Step 2: Search

  • Once you've formulated a research question and started thinking of some keywords and search strategies, it's time to start searching for information.
  • It's important to make sure your research is relevant and not redundant. In other words, you want the right kind of sources for what you're writing, but you also want those sources to all contribute something unique to your research.
    • Try doing the same search in multiple places. Although there might be some overlap, different databases have access to different journals and will give you different search results.
    • Another way to find more unique sources is to use synonyms and other variations on the keywords from your research question.
    • One more way to find less redundant sources is to try some advanced search techniques like MeSH and subject heading searches. If your discipline is outside of medicine, try searching Google for advanced search tutorials in the database you're using - generally, the principle is pretty similar across databases, but there may be some specifics you'll want to know about.


  • Sometimes, you'll realize once you start searching that your research question is too broad or too narrow, or there's some other issue with it that isn't allowing you to find the information you need.

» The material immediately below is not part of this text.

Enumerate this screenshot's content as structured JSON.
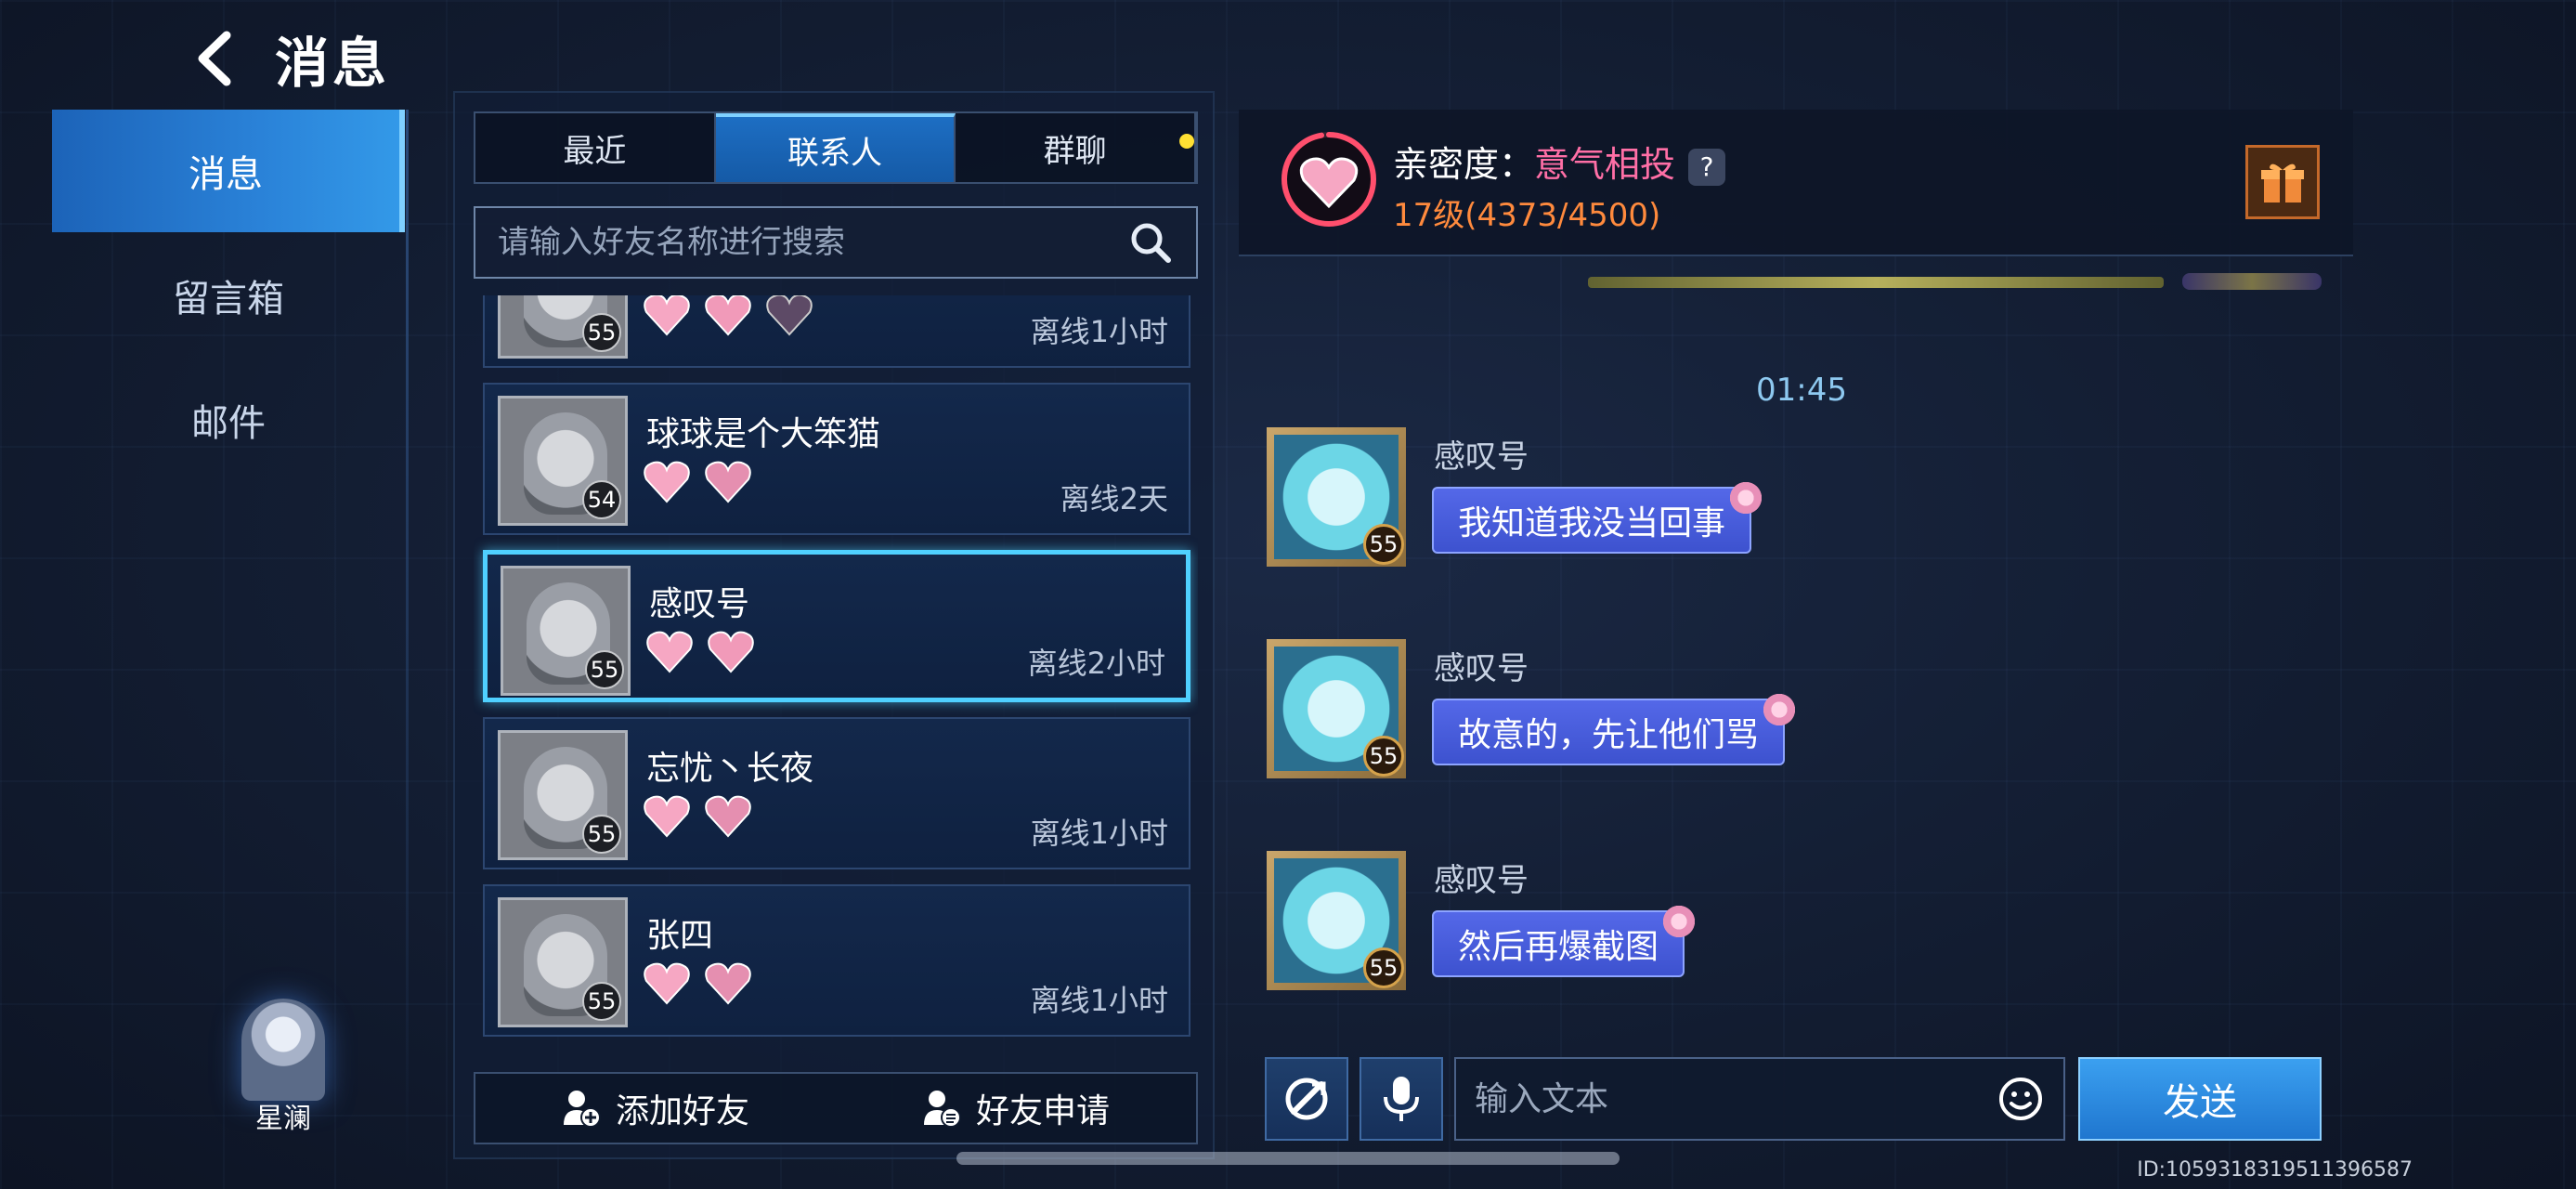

This is a normal part of the research process. If you're not finding the information you need, take a deep breath, go back to step 1, and reformulate your question.

Further reading for Step 2: Search

Finding Journal Articles

Library Databases by Subject

Google Scholar

  • Google Scholar can often feel easier to use than our databases, and it's totally fine to use for most research purposes! Make sure you use it through the library for full-text access - if we have access, the full-text link will appear to the right in the search results.

Finding books

  • Some disciplines will expect you to use more book sources than others. Subjects like history and art are often covered better in books than in academic journal articles, so keep in mind what subject you're working in when deciding what types of sources to look for.
  • The library has two main methods of finding books: TOPCAT, which is our library catalog and will tell you the physical books, textbooks, and some ebooks the library has access to, and ProQuest Ebook Central, which is our primary ebook database with tens of thousands of available full-text books. Use the widgets below to access these two search tools.